The Monba people and the Lhoba people also live on the Qinghai-Tibet Plateau. Though they have their own languages and clothes, they have much in common with Tibetans. Apart from wearing similar long gowns, Monba men also wear leather hats and belts, and women also wear their hair loose or in plaits, and use Buddhist beads and waist hooks. Their boots are also basically the same as Tibetan boots. However, Monba clothes and Lhoba clothes have their own distinct details. Monba men wear a small hat with a brown round top, an orange edge and a front gap, a pair of big earrings and a pair of red and black soft-soled boots of cow skin. Monba women wear a white tube-shaped apron outside a gown, along with a piece of cow-skin or sheep-skin.
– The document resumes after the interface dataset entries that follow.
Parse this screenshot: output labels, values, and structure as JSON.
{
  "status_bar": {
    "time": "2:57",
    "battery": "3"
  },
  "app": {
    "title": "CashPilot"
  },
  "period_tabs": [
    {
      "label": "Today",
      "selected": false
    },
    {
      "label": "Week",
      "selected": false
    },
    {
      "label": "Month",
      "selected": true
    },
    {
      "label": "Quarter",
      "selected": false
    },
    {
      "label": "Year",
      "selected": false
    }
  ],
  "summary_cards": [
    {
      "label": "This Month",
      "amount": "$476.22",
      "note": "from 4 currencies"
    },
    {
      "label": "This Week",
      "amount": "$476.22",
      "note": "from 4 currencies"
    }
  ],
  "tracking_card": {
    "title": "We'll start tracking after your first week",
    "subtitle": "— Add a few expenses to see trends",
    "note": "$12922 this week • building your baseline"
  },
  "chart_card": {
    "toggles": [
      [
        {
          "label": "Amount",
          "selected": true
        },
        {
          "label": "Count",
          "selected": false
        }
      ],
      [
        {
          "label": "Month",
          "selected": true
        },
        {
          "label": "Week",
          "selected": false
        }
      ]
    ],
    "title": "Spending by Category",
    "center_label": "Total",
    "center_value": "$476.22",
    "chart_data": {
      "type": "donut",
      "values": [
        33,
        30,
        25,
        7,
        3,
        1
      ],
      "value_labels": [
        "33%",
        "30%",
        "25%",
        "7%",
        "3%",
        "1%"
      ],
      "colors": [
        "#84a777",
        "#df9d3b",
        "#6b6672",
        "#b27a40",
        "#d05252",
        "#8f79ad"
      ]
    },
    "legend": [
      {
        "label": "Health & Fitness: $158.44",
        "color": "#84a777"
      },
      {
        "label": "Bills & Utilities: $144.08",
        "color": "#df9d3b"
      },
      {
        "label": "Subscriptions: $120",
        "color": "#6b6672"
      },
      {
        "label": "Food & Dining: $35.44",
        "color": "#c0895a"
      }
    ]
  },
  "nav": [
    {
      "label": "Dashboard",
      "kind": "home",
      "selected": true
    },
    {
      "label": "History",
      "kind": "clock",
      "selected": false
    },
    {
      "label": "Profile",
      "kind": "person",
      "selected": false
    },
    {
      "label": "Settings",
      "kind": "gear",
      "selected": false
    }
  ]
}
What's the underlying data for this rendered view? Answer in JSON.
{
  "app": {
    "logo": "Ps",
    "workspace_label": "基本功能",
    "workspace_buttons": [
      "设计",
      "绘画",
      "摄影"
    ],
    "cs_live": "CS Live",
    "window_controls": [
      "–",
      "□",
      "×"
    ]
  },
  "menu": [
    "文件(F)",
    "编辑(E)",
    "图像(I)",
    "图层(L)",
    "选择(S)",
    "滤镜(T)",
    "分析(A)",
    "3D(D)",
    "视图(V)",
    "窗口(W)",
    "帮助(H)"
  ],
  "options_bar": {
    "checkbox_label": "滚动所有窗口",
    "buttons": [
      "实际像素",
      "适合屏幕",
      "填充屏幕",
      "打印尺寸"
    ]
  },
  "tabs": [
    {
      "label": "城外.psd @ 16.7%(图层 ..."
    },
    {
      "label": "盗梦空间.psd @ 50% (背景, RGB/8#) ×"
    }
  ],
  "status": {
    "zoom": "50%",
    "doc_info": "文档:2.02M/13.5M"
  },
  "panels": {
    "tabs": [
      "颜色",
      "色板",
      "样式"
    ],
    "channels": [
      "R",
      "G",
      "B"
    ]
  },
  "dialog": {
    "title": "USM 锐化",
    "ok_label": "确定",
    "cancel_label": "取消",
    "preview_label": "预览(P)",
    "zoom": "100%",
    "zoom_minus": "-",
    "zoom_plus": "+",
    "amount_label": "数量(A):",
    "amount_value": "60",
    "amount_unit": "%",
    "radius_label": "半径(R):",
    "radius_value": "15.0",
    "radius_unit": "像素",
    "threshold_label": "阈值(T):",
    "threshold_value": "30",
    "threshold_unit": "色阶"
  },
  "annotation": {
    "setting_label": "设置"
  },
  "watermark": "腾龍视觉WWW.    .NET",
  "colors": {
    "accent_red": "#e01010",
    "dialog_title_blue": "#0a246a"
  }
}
Lhoba men wear bear-skin hats, which are mostly round with brims made of compressed bear-skin topped with fur. A piece of bear-skin hangs down at the back of the hat, across the neck, originally to protect the wearer from arrows or swords. From a distance, the back of Lhoba hats make the wearer look as though they have thick, loose black hair. Lhoba men and women all wear ornaments, which can sometimes weigh several kilograms. Men wear belts inlaid with round convex silver ornaments, shells and strings of pearls. Several strings of silver beads hang on both sides of the belt, earrings also feature hanging beads, and several necklaces hang in front of the chest. Men wear bracelets and carry long swords, arrows, tobacco pipes and tobacco cases. Women's ornaments are even more amazing. Women wear dozens of turquoise necklaces, and strings of seashells, bronze bells, silver coins, iron chains, bronze sheets, flints, and small knives secured around the waist. The quality and quantity of these ornaments directly reflect a family's wealth and status.